What does persecution look like in China?
The most overt persecution in China often takes place in regions where Buddhism or Islam are the majority religions—anyone who converts to Christianity is seen as a traitor to their ethnicity and family. These believers may be threatened or even harmed, all to convince them to return to the family's religion.
However, persecution and discrimination are slowly spreading throughout most of China. The Chinese Communist Party's goal is to make sure churches don't fall out of line with official viewpoints. In the case of official churches, this means they are encouraged to praise and pledge allegiance to the Communist Party and its ideology. Churches that claim Christ as King are viewed with suspicion, especially since Christianity is seen as a primarily Western influence. It's always been true that house churches exist in a legal gray area, where they are unregistered and technically not allowed, but largely tolerated. New regulations continue to chip away at this status quo. Children under 18 continue to be forbidden from attending church. Most churches are monitored and can be shut down without warning.
Digital persecution also impacts the church in China. Restrictions passed in 2018 as part of a wide-ranging law on religion have made it harder for Christians to use the Internet or social media to pursue their faith. The government's growing authoritarianism means that every Chinese citizen can be sure that none of their digital footprint is out of the state's view. Christian chat groups are routinely shut down, and the government's sophisticated surveillance system has been rolled out to target minority groups in some regions. Observers fear this technology will increasingly be used to target Christians, especially those in house churches.
Converts from a Muslim or Buddhist background from minority ethnic groups face the most severe violations of religious freedom in China, with families and communities driving the pressure. But across China, Christians and Christian churches face increasing restrictions and monitoring. As the persecution grows more and more digital, no place in China is completely free from pressure. Anyone belong to the Chinese Communist Party (CCP) or one of the youth organizations that are parts of the CCP are technically not allowed to participate in many spiritual activities, as noted by the Pew Research Center.

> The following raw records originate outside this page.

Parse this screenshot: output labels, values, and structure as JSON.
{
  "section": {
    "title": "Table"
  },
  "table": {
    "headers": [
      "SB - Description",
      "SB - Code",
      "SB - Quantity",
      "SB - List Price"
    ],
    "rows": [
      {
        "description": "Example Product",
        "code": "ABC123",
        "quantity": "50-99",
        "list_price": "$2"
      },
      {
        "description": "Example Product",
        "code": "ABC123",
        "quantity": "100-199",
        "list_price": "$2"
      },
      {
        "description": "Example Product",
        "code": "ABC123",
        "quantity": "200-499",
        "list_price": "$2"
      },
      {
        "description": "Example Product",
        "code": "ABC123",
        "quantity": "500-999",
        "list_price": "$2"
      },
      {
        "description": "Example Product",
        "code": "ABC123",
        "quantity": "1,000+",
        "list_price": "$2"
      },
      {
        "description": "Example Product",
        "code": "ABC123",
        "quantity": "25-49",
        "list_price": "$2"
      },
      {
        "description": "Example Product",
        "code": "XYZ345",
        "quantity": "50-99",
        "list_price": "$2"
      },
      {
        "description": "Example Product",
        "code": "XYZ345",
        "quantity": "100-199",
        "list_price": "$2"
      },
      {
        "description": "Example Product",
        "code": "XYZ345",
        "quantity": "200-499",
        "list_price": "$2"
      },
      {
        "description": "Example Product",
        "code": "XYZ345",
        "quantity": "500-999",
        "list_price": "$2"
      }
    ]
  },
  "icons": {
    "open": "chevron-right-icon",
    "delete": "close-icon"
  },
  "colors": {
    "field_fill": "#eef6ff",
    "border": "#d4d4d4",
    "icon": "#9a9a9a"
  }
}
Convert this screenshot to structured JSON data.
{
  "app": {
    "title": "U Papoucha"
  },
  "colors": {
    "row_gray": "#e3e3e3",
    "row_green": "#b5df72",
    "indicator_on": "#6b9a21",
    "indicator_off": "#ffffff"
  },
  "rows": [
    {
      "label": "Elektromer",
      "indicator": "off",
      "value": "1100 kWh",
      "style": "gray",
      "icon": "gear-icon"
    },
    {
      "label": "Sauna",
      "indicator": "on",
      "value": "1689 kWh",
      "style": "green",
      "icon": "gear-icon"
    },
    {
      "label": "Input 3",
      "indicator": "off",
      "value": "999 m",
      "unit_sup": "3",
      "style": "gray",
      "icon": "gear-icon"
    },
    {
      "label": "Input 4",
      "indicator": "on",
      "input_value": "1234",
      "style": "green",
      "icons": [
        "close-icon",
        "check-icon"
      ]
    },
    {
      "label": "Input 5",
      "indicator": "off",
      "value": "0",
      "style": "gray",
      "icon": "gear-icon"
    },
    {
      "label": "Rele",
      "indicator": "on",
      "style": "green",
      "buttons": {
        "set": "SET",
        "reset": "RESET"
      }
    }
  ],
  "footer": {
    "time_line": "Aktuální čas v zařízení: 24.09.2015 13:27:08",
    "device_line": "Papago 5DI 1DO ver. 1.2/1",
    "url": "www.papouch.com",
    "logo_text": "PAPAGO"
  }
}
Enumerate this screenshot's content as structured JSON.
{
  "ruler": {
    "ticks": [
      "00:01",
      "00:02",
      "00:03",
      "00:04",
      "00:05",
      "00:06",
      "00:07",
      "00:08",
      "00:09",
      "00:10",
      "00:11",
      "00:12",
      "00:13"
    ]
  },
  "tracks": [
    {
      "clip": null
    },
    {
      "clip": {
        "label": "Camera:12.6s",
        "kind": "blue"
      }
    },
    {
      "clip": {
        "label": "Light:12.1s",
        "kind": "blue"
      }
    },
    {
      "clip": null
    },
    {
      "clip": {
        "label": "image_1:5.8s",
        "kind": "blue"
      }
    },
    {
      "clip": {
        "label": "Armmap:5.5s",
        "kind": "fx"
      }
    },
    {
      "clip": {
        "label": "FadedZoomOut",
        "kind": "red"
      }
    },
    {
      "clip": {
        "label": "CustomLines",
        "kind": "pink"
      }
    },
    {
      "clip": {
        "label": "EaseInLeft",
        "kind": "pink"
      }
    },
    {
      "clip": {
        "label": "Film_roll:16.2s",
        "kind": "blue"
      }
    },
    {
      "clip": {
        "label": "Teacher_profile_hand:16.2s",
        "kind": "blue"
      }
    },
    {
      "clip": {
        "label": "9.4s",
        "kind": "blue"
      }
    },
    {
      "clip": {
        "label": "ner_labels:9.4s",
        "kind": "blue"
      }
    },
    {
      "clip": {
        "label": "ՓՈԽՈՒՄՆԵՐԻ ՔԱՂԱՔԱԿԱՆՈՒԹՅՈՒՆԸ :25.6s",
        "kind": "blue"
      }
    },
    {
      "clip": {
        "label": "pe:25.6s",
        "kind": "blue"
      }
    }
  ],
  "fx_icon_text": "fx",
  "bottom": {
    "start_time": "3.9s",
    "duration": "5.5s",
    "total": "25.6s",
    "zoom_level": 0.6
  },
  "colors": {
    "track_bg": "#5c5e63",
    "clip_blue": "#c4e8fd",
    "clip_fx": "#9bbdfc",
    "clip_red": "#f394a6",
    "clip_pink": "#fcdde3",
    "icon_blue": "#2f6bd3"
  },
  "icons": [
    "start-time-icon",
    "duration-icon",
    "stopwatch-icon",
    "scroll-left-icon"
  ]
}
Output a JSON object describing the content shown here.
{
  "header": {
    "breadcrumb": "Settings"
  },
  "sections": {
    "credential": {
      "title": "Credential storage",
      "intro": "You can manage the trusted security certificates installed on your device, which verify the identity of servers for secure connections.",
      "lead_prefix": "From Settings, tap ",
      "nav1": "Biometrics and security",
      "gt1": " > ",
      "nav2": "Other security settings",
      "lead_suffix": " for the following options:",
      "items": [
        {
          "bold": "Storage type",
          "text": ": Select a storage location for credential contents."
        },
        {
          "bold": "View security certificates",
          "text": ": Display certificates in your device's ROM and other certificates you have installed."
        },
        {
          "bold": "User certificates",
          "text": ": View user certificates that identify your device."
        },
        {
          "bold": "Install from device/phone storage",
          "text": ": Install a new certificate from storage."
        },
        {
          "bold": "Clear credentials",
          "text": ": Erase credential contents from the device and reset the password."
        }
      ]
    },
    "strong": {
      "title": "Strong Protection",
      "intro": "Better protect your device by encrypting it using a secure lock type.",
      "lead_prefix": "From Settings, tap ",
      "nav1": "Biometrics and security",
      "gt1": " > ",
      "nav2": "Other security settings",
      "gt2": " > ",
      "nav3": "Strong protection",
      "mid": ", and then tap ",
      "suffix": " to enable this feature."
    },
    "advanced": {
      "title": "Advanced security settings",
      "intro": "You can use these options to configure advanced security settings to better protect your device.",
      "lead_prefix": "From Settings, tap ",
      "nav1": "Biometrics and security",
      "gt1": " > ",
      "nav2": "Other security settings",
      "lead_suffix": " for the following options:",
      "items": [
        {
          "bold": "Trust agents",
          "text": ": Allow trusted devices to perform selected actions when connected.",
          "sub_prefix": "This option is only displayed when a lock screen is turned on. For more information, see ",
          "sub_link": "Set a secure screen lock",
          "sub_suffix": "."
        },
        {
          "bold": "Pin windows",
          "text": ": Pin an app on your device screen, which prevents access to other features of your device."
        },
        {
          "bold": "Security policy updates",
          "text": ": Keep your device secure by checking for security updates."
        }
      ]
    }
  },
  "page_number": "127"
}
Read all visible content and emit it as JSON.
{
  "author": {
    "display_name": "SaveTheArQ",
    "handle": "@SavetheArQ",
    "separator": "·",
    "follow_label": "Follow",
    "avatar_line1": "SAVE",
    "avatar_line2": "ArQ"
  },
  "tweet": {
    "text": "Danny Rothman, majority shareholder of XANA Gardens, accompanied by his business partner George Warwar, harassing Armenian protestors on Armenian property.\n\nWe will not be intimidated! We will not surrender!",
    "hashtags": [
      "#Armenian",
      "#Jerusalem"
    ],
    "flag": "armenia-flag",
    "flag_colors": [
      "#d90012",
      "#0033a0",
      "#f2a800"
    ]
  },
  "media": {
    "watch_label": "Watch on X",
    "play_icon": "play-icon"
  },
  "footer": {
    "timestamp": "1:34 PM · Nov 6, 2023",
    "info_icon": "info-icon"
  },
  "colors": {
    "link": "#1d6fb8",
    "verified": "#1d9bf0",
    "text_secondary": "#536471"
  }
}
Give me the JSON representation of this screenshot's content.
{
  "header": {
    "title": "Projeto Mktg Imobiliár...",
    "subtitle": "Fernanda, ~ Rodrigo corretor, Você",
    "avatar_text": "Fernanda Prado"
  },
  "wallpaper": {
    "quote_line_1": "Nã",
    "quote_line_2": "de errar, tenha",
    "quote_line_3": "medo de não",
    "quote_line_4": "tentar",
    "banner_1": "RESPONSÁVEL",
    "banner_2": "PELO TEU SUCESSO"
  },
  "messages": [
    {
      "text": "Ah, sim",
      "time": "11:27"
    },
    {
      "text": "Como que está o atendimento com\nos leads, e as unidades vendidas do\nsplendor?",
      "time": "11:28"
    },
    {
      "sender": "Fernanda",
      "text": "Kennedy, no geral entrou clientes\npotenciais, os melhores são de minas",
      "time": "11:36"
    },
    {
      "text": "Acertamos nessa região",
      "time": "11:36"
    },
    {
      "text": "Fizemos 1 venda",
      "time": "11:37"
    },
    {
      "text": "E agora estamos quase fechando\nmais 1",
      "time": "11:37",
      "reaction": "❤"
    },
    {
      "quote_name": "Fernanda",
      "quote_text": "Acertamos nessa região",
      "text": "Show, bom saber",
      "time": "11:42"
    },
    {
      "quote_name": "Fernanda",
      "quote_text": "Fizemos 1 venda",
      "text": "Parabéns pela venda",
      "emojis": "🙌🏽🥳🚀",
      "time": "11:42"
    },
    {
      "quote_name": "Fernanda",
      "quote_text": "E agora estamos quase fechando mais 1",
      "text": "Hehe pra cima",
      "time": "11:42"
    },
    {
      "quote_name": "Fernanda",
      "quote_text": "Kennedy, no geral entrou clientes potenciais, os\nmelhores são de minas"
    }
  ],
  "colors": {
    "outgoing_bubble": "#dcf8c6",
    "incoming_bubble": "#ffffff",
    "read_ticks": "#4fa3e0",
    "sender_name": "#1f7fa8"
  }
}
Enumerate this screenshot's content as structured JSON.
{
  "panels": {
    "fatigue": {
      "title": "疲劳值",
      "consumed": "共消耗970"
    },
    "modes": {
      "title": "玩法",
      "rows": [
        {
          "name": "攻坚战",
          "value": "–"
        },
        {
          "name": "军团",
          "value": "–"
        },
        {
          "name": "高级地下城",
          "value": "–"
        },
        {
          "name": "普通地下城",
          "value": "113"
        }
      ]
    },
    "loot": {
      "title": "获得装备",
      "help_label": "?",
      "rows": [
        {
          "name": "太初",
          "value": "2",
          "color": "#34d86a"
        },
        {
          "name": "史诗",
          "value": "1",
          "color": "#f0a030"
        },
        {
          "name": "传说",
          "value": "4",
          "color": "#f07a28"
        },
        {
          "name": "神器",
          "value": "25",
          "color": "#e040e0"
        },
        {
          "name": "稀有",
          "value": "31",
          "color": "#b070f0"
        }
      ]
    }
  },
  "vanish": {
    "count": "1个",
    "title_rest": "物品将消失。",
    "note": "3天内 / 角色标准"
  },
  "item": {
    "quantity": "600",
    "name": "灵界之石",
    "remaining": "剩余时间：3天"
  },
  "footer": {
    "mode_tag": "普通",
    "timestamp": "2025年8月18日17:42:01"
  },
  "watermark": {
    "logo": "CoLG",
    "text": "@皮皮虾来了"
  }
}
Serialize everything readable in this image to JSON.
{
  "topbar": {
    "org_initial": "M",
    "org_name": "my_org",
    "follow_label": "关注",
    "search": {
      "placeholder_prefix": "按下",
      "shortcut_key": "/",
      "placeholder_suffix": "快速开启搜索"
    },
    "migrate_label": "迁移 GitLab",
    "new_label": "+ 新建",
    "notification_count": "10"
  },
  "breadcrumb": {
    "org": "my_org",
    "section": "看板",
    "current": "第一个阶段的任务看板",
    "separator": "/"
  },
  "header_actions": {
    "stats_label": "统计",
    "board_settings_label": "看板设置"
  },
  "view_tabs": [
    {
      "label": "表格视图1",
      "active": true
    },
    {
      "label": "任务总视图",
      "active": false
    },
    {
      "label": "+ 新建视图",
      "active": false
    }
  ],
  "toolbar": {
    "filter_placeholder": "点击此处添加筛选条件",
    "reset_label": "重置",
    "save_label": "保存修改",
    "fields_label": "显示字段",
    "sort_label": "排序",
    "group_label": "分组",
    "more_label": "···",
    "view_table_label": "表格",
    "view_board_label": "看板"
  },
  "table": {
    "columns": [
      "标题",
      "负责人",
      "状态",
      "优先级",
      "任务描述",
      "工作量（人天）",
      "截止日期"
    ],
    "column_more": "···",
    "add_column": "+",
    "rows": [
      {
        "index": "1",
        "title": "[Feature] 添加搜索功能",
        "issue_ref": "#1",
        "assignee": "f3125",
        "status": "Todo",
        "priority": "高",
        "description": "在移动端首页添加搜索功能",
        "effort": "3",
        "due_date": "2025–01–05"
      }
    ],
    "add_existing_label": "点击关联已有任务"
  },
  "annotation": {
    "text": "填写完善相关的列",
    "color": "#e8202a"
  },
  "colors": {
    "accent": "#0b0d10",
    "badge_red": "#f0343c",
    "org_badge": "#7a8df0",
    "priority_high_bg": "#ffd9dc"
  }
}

"It might look depressing to outsiders, but it is common to face adversities and pressures from the world as Christians, since we are different. We hope that our children will follow Christ from an early age and know that God reigns and He is in control. Despite the restrictions, we remain strong because of God’s grace, and this deepens our faith. God is always our priority, and nothing can take His place in our lives."Ai, the mother of a home-schooled Christian girl
What has changed this year?
Over the last five years, the situation in China has slowly and steadily deteriorated, and the 2024 World Watch List reporting period was no exception. While violence against believers remained rare, church closures and raids continued to happen, with pressure across all parts of life steadily rising. This year, the government passed regulations requiring churches to post signs that read, "Love the Communist Party; Love the country; Love the religion."
While this law only impacts state-sanctioned churches and implementation seems uneven, house church leaders are increasingly worried about crackdowns. In one province, citizens were required to use a state-controlled smartphone app to register before they attended religious services. Parents are increasingly concerned about raising their children in the faith, as attending church is illegal for anyone under 18. And the ongoing digital pressure continues to increase as China exerts its control over citizens' lives.
Through local partners and churches, Open Doors supports believers in China with discipleship and persecution survival training, helping serve the younger generation of believers, and by providing contextualised Christian literature to believers who have converted from Islam or Buddhism.
- As China continues to tighten its grip on religious freedom this year, pray for wisdom for Christians to know how they should continue to honor and worship God under changing circumstances.
- Pray for young people who are technically not allowed to attend church. Pray that God would strengthen their faith and give them—and their parents—courage.
- Ask God to strengthen and encourage church leaders who are pressured and monitored.
Father God, we ask that You would be with and bless Your people in China. As the pressure grows, we ask that You would give them a sense of rest and peace—that they would know You are with them. Please help young believers find a way to learn more about You, and for their parents to know how to wisely train their children and share the gospel. We lift up church leaders who are targeted, that they will have courage and wisdom as they care for their congregations. We pray also for believers who have converted from the faith of their family or ethnic group—please help them know they aren't alone. We ask these things in Jesus' name, Amen.